Its also important to remember that in addition to considering the similarities and differences of technical realities, so too can the philosophical similarities and differences affect your ultimate decision to adopt or reject a given technique. For example, the philosophy (strategy, telos, etc) of a boxer is to view the fist as the totalizing tool for inflicting damage in a fight. An art that includes grappling, however, will likely view strikes as a tool for setting up grappling maneuvers, or simply as something to opportunistically take advantage of. Although all the technical skills of boxing may be “legal” in a particular grappling disciplines’ game, it doesn’t mean that their philosophy will lead them to adopt all those techniques in all the ways a boxer applies them. This isn’t an issue of technical form, but one of strategic/tactical/philosophical function.

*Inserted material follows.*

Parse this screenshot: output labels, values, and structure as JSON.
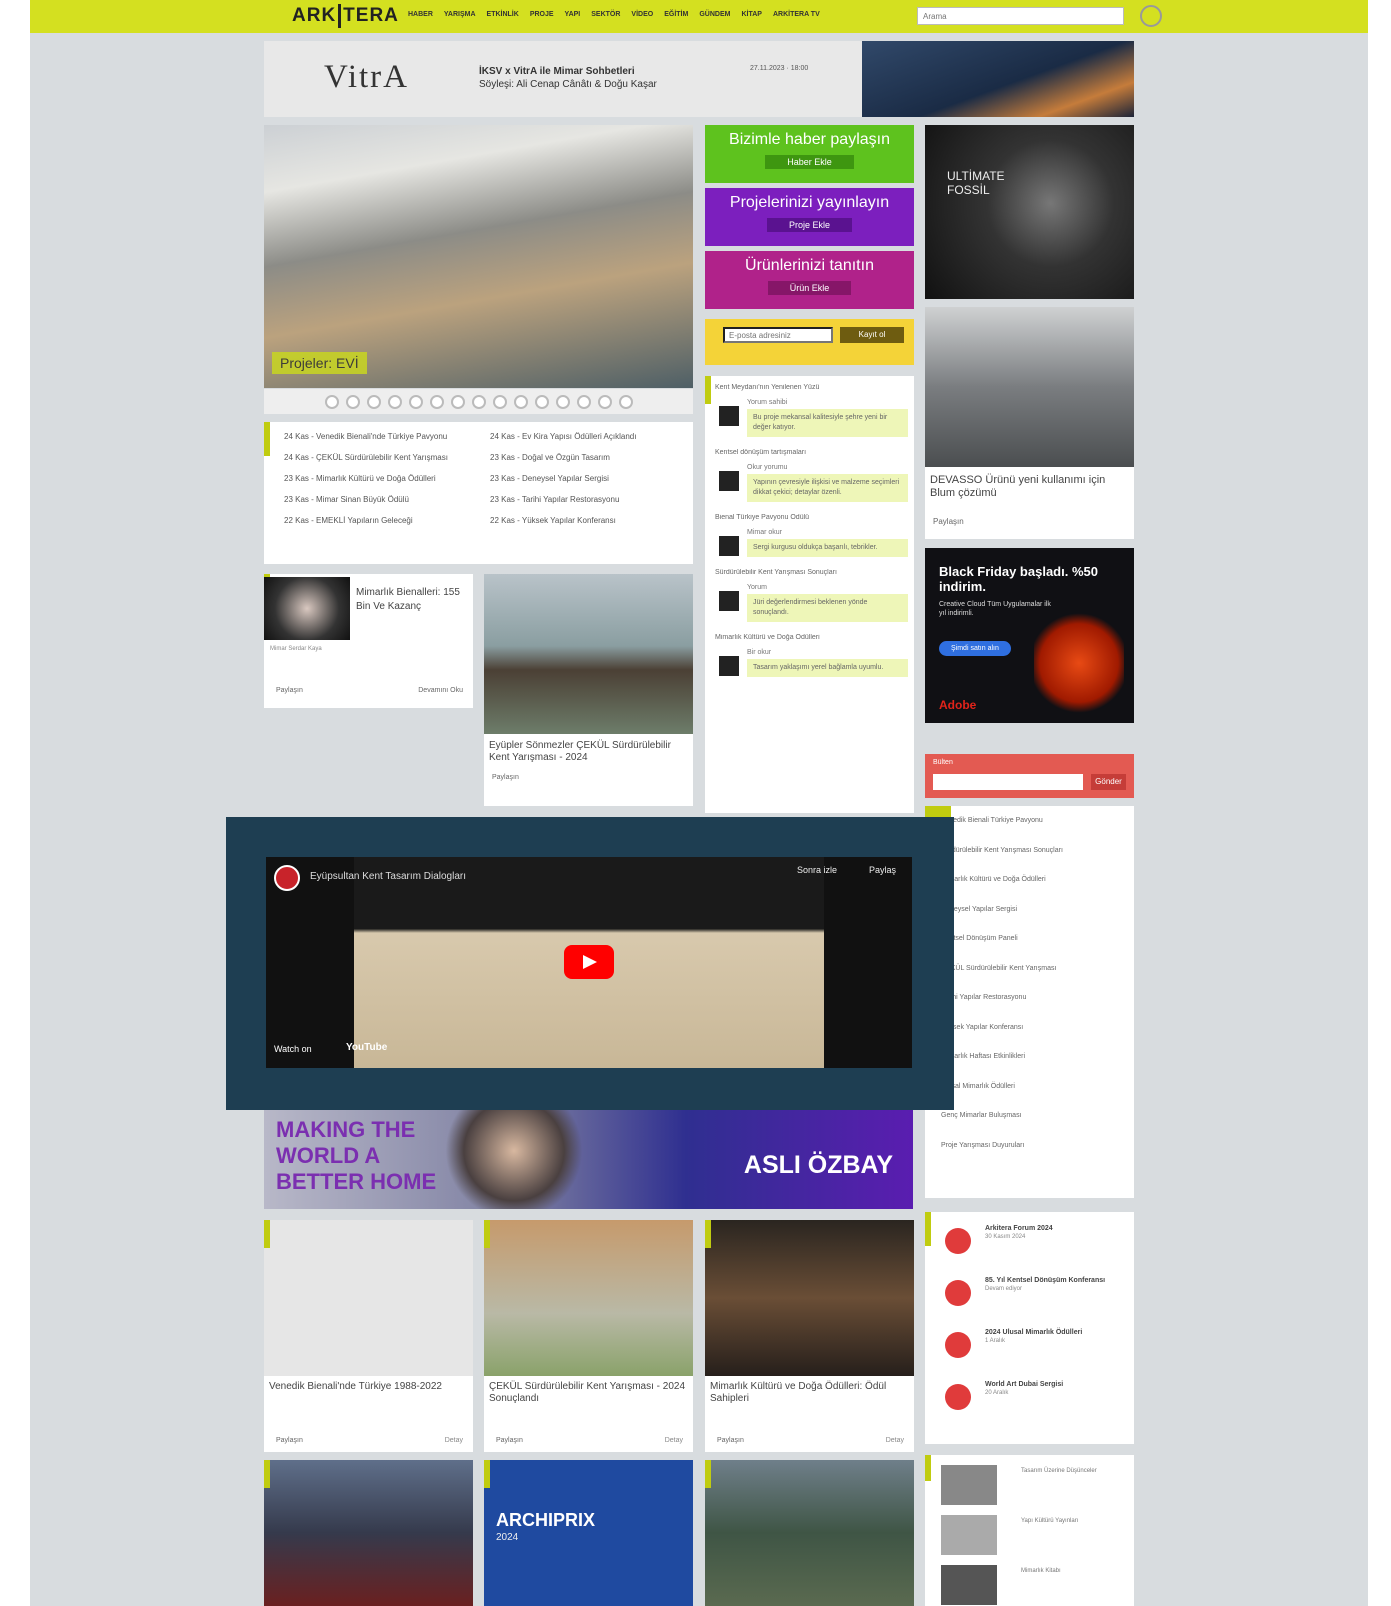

Don’t blindly adopt techniques just because somebody gives a compelling argument or demonstration. Don’t blindly reject techniques just because “we don’t do it that way”. The fact is: a fist is just a fist, but when a boxer sees a fist he sees something different than what a wrestler sees, and a wrestler sees something different than what a kickboxer sees, and a kickboxer sees something different than what a CQB practitioner sees. For all these people, a fist is more than just a fist, according to the specificities innate within technical embodiment and philosophical application. Until one reaches a level of total martial mastery this is true, and then: a fist is simply a fist once more, for one is now free do use any technique or philosophy, for one understands all. This does not mean they will deploy their skill without consideration of technique or philosophy, but that their deep understanding frees them to know the most fitting time and place for everything they do.